The latest Geostationary Operational Environmental Satellite (GOES) of the National Oceanic and Atmospheric Administration (NOAA) and NASA has recently captured its first multi-wavelength, full-disk images of the Earth from about 22,236 miles in space.
Infrared (IR) imagery helps weather forecasters to collect information on cloud, sea surface and Earth temperatures; identify fires and monitor smoke plume movements caused by the fire and determine the atmosphere’s winds, moisture and temperature profiles.
The IR radiation, a type of electromagnetic radiation, has a wavelength that is longer (and a lower frequency) compared to that of visible light but has shorter (and higher frequency) when compared to that of microwaves.
The GOES Imager, a multi-channel instrument, senses radiant as well as solar energy reflected by the Earth. The initial IR full-disk image of the Earth showed clouds related to the low pressure regions over southern Minnesota and Ohio Valley, as well as the cold front emerging in the Pacific Northwest.
This image also highlighted powerful thunderstorms and related clouds over South Florida, convection currents flowing over Inter Tropical Convergence Zone that is near the equator, snow cover on the ground in the Rocky Mountains and the clouds related to the sub-tropical stream of jet coming from the Pacific Ocean via south Texas.
The Sounder, another instrument incorporated into the GOES-15, took the Earth’s IR images. It can offer data through which ozone distribution, atmosphere moisture and temperature profiles and cloud top and surface temperatures can be deduced through mathematical analysis. The GOES-15 also offers Earth’s visible images, the first one being captured on April 6, 2010.

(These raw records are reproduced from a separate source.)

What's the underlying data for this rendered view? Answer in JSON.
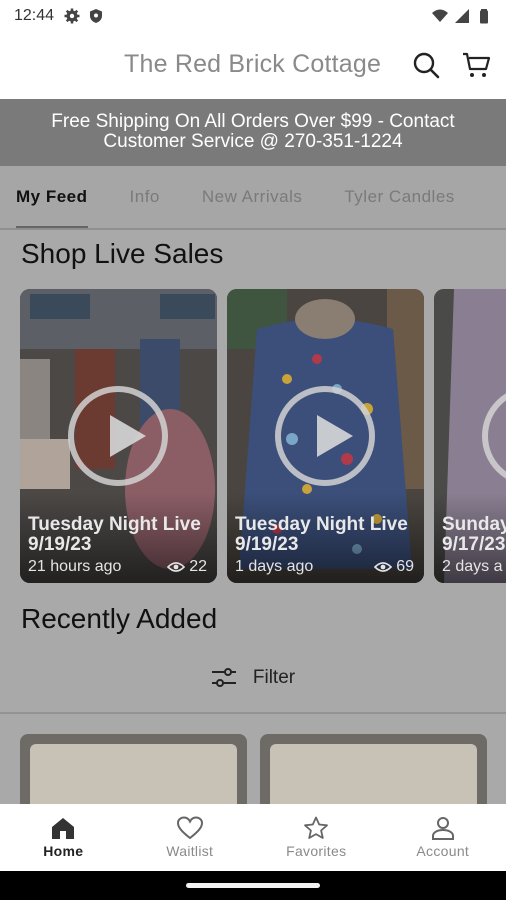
{
  "status_bar": {
    "time": "12:44",
    "left_icons": [
      "gear-icon",
      "shield-icon"
    ],
    "right_icons": [
      "wifi-icon",
      "signal-icon",
      "battery-icon"
    ]
  },
  "header": {
    "title": "The Red Brick Cottage",
    "icons": [
      "search-icon",
      "cart-icon"
    ]
  },
  "banner": {
    "line1": "Free Shipping On All Orders Over $99 - Contact",
    "line2": "Customer Service @ 270-351-1224"
  },
  "tabs": [
    {
      "label": "My Feed",
      "active": true
    },
    {
      "label": "Info",
      "active": false
    },
    {
      "label": "New Arrivals",
      "active": false
    },
    {
      "label": "Tyler Candles",
      "active": false
    }
  ],
  "live_sales": {
    "title": "Shop Live Sales",
    "cards": [
      {
        "name_line1": "Tuesday Night Live",
        "name_line2": "9/19/23",
        "time": "21 hours ago",
        "views": "22"
      },
      {
        "name_line1": "Tuesday Night Live",
        "name_line2": "9/19/23",
        "time": "1 days ago",
        "views": "69"
      },
      {
        "name_line1": "Sunday",
        "name_line2": "9/17/23",
        "time": "2 days a",
        "views": ""
      }
    ]
  },
  "recently_added": {
    "title": "Recently Added",
    "filter_label": "Filter"
  },
  "bottom_nav": [
    {
      "label": "Home",
      "icon": "home-icon",
      "active": true
    },
    {
      "label": "Waitlist",
      "icon": "heart-icon",
      "active": false
    },
    {
      "label": "Favorites",
      "icon": "star-icon",
      "active": false
    },
    {
      "label": "Account",
      "icon": "account-icon",
      "active": false
    }
  ],
  "colors": {
    "overlay": "#a9a9a9",
    "banner_bg": "#7a7a7a",
    "header_title": "#8a8a8a"
  }
}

NASA will continue to test the spacecraft and its associated instruments during the post launch test period that is likely to end by late August 2010. After this the science test will be conducted by the NOAA.
A joint industry partnership between NASA and NOAA develops the GOES range of U.S. satellites. These satellites are launched jointly by NASA and industry partners, while it is operated by NOAA.
The IR data acquired by the GOES-15 has a better signal-to-noise ratio when compared to earlier GOES-8 through-12 series range. GOES-15 also has an enhanced image registration and navigation.
Applications of the GOES imager include climate studies, hazards, meteorological and oceanographic analysis.
The Fort Wayne based ITT Industries built the GOES-15 Imager and the GOES-15 Sounder. The GOES-15 will be positioned in the orbital storage mode after testing it for four months. Then it can be activated when any of the GOES spacecraft of NOAA experiences problems.